[Task statement]: If a line of the records holds the word "Output", copy it out.

Dataset entries
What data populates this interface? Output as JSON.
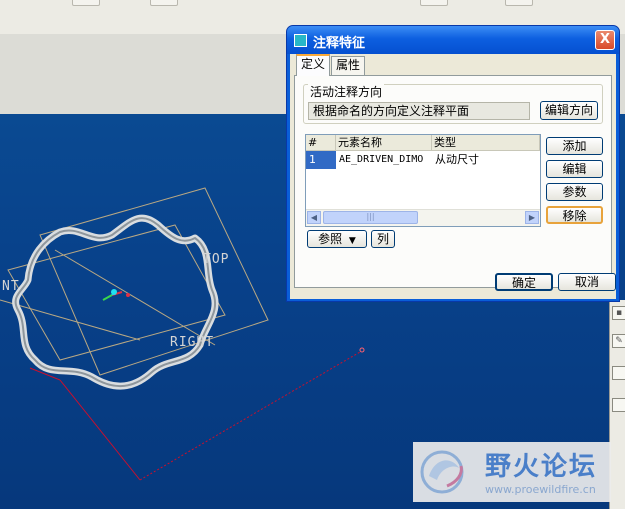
{
  "dialog": {
    "title": "注释特征",
    "close_glyph": "X",
    "tabs": [
      {
        "label": "定义",
        "active": true
      },
      {
        "label": "属性",
        "active": false
      }
    ],
    "active_direction": {
      "group_label": "活动注释方向",
      "value": "根据命名的方向定义注释平面",
      "edit_button": "编辑方向"
    },
    "table": {
      "headers": [
        "#",
        "元素名称",
        "类型"
      ],
      "rows": [
        {
          "index": "1",
          "name": "AE_DRIVEN_DIMO",
          "type": "从动尺寸",
          "selected": true
        }
      ]
    },
    "side_buttons": {
      "add": "添加",
      "edit": "编辑",
      "params": "参数",
      "remove": "移除"
    },
    "ref_button": "参照",
    "col_button": "列",
    "ok_button": "确定",
    "cancel_button": "取消"
  },
  "viewport": {
    "labels": {
      "top": "TOP",
      "right": "RIGHT",
      "front": "NT"
    }
  },
  "watermark": {
    "title": "野火论坛",
    "url": "www.proewildfire.cn"
  },
  "colors": {
    "viewport_bg": "#08418a",
    "titlebar": "#0550d0",
    "annotation_arrow": "#c8102e",
    "selection": "#316ac5"
  }
}
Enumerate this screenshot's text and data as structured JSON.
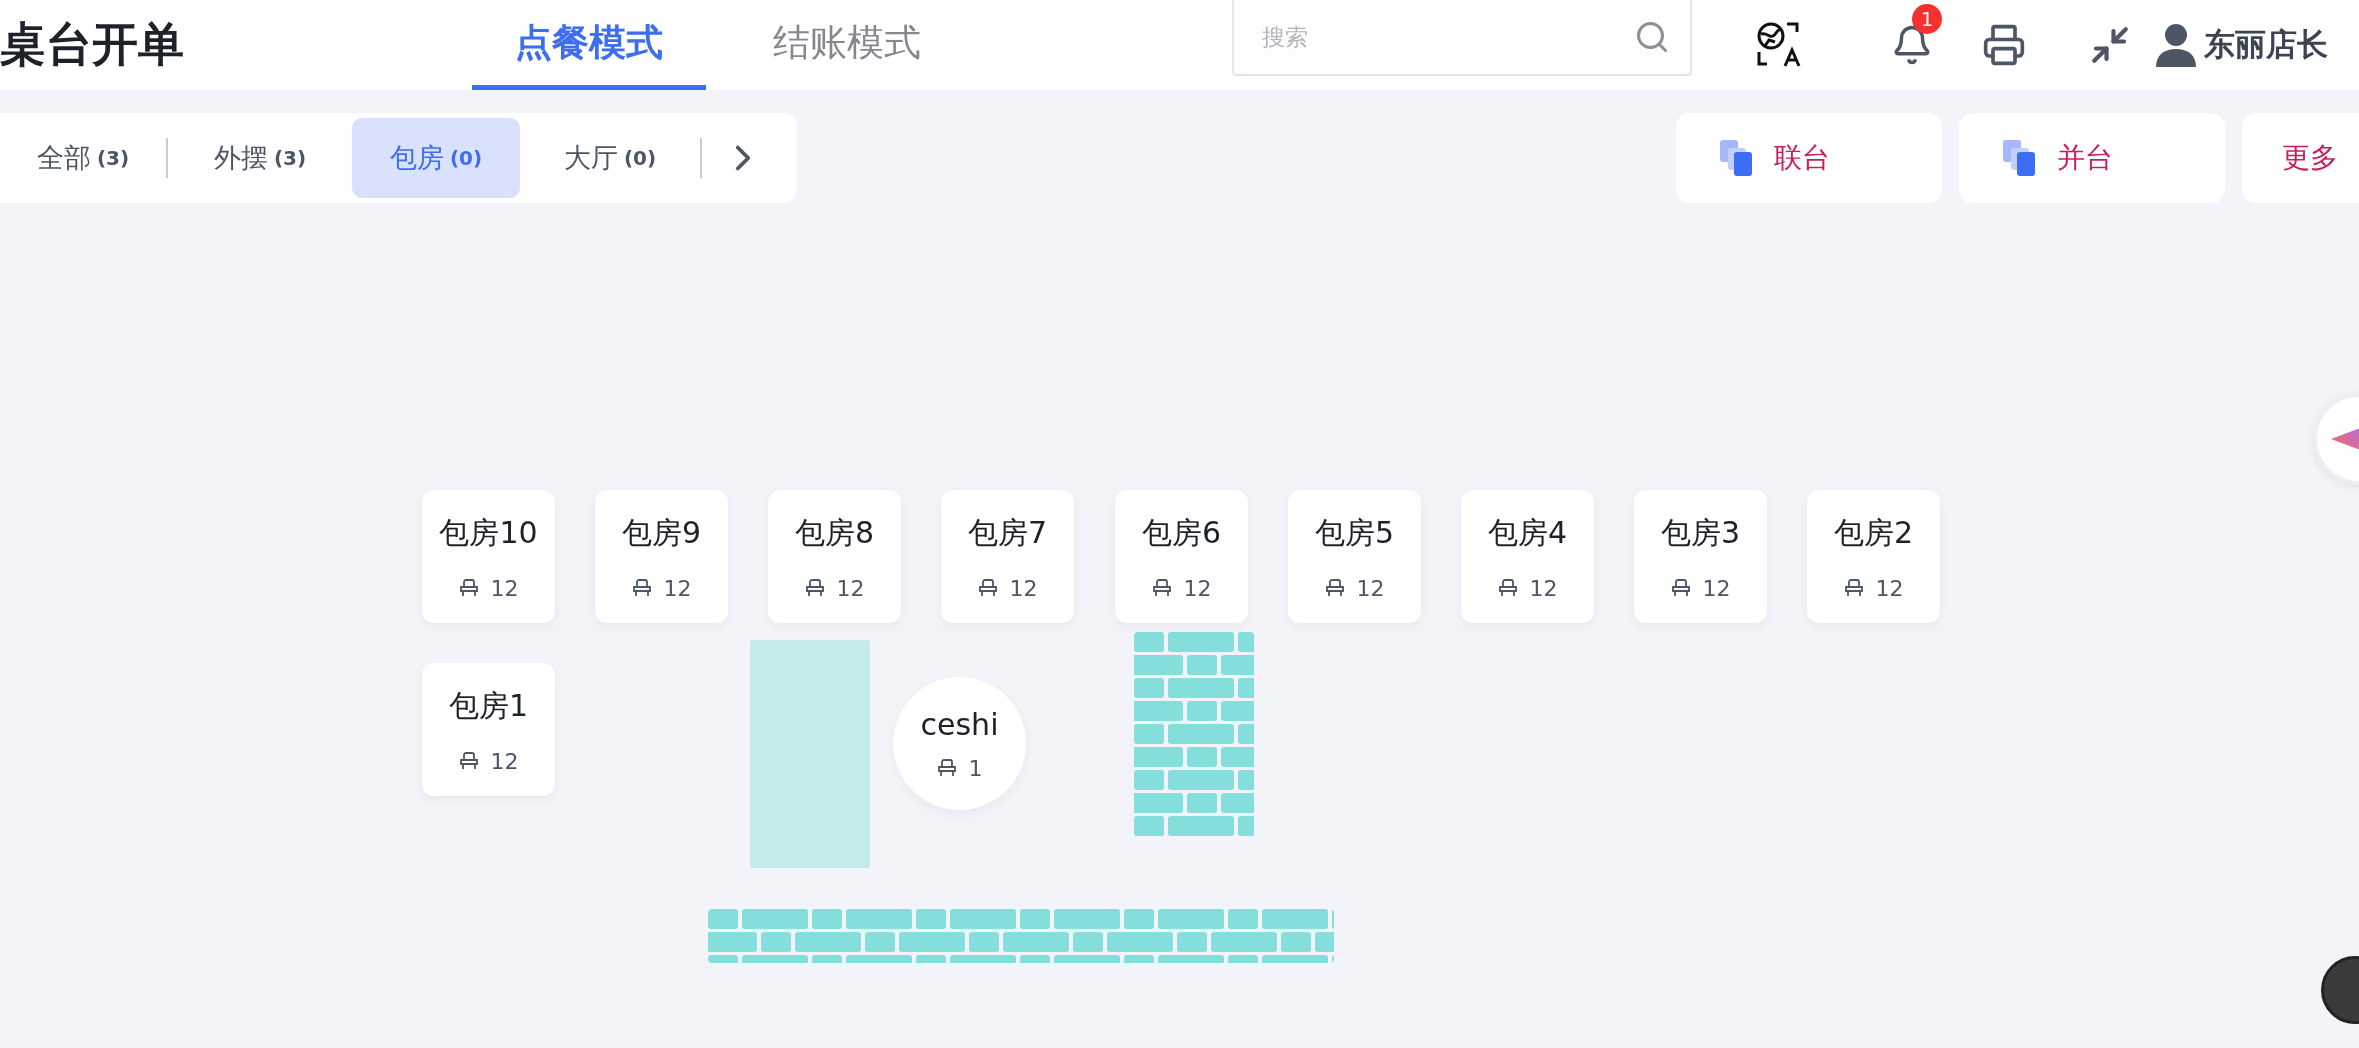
{
  "title": "桌台开单",
  "modes": [
    {
      "label": "点餐模式",
      "selected": true
    },
    {
      "label": "结账模式",
      "selected": false
    }
  ],
  "search": {
    "placeholder": "搜索"
  },
  "notifications": {
    "badge": "1"
  },
  "user": {
    "name": "东丽店长"
  },
  "areas": [
    {
      "label": "全部",
      "count": "(3)",
      "selected": false
    },
    {
      "label": "外摆",
      "count": "(3)",
      "selected": false
    },
    {
      "label": "包房",
      "count": "(0)",
      "selected": true
    },
    {
      "label": "大厅",
      "count": "(0)",
      "selected": false
    }
  ],
  "actions": [
    {
      "label": "联台",
      "kind": "icon"
    },
    {
      "label": "并台",
      "kind": "icon"
    },
    {
      "label": "更多",
      "kind": "text"
    }
  ],
  "tables": [
    {
      "name": "包房10",
      "seats": "12",
      "kind": "square"
    },
    {
      "name": "包房9",
      "seats": "12",
      "kind": "square"
    },
    {
      "name": "包房8",
      "seats": "12",
      "kind": "square"
    },
    {
      "name": "包房7",
      "seats": "12",
      "kind": "square"
    },
    {
      "name": "包房6",
      "seats": "12",
      "kind": "square"
    },
    {
      "name": "包房5",
      "seats": "12",
      "kind": "square"
    },
    {
      "name": "包房4",
      "seats": "12",
      "kind": "square"
    },
    {
      "name": "包房3",
      "seats": "12",
      "kind": "square"
    },
    {
      "name": "包房2",
      "seats": "12",
      "kind": "square"
    },
    {
      "name": "包房1",
      "seats": "12",
      "kind": "square"
    },
    {
      "name": "ceshi",
      "seats": "1",
      "kind": "round"
    }
  ],
  "floor_items": [
    {
      "kind": "partition"
    },
    {
      "kind": "brick_wall"
    },
    {
      "kind": "brick_wall"
    }
  ]
}
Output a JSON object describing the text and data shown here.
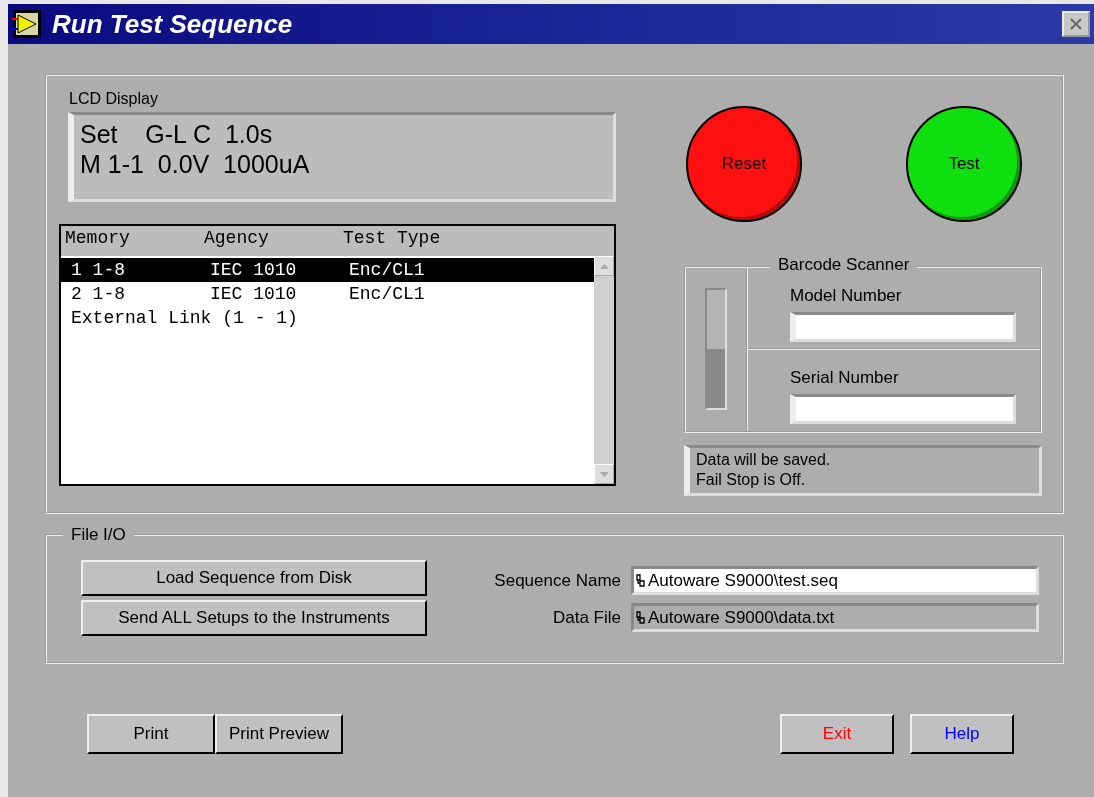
{
  "window": {
    "title": "Run Test Sequence"
  },
  "lcd_display": {
    "label": "LCD Display",
    "lines": [
      "Set    G-L C  1.0s",
      "M 1-1  0.0V  1000uA"
    ]
  },
  "sequence_list": {
    "columns": [
      "Memory",
      "Agency",
      "Test Type"
    ],
    "rows": [
      {
        "cells": [
          "1 1-8",
          "IEC 1010",
          "Enc/CL1"
        ],
        "selected": true
      },
      {
        "cells": [
          "2 1-8",
          "IEC 1010",
          "Enc/CL1"
        ],
        "selected": false
      },
      {
        "cells": [
          "External Link (1 - 1)"
        ],
        "selected": false
      }
    ]
  },
  "round_buttons": [
    {
      "label": "Reset",
      "color": "#ff1010"
    },
    {
      "label": "Test",
      "color": "#10e010"
    }
  ],
  "barcode_scanner": {
    "title": "Barcode Scanner",
    "level": 0.5,
    "fields": [
      {
        "label": "Model Number"
      },
      {
        "label": "Serial Number"
      }
    ]
  },
  "status_messages": [
    "Data will be saved.",
    "Fail Stop is Off."
  ],
  "file_io": {
    "title": "File I/O",
    "buttons": [
      "Load Sequence from Disk",
      "Send ALL Setups to the Instruments"
    ],
    "paths": [
      {
        "label": "Sequence Name",
        "value": "Autoware S9000\\test.seq",
        "disabled": false
      },
      {
        "label": "Data File",
        "value": "Autoware S9000\\data.txt",
        "disabled": true
      }
    ]
  },
  "footer_buttons": [
    {
      "label": "Print",
      "color": "#000000"
    },
    {
      "label": "Print Preview",
      "color": "#000000"
    },
    {
      "label": "Exit",
      "color": "#ff0000"
    },
    {
      "label": "Help",
      "color": "#0000ff"
    }
  ]
}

[Answer box]:
What data populates this interface? Output as JSON.
Output a JSON object describing the text and data shown here.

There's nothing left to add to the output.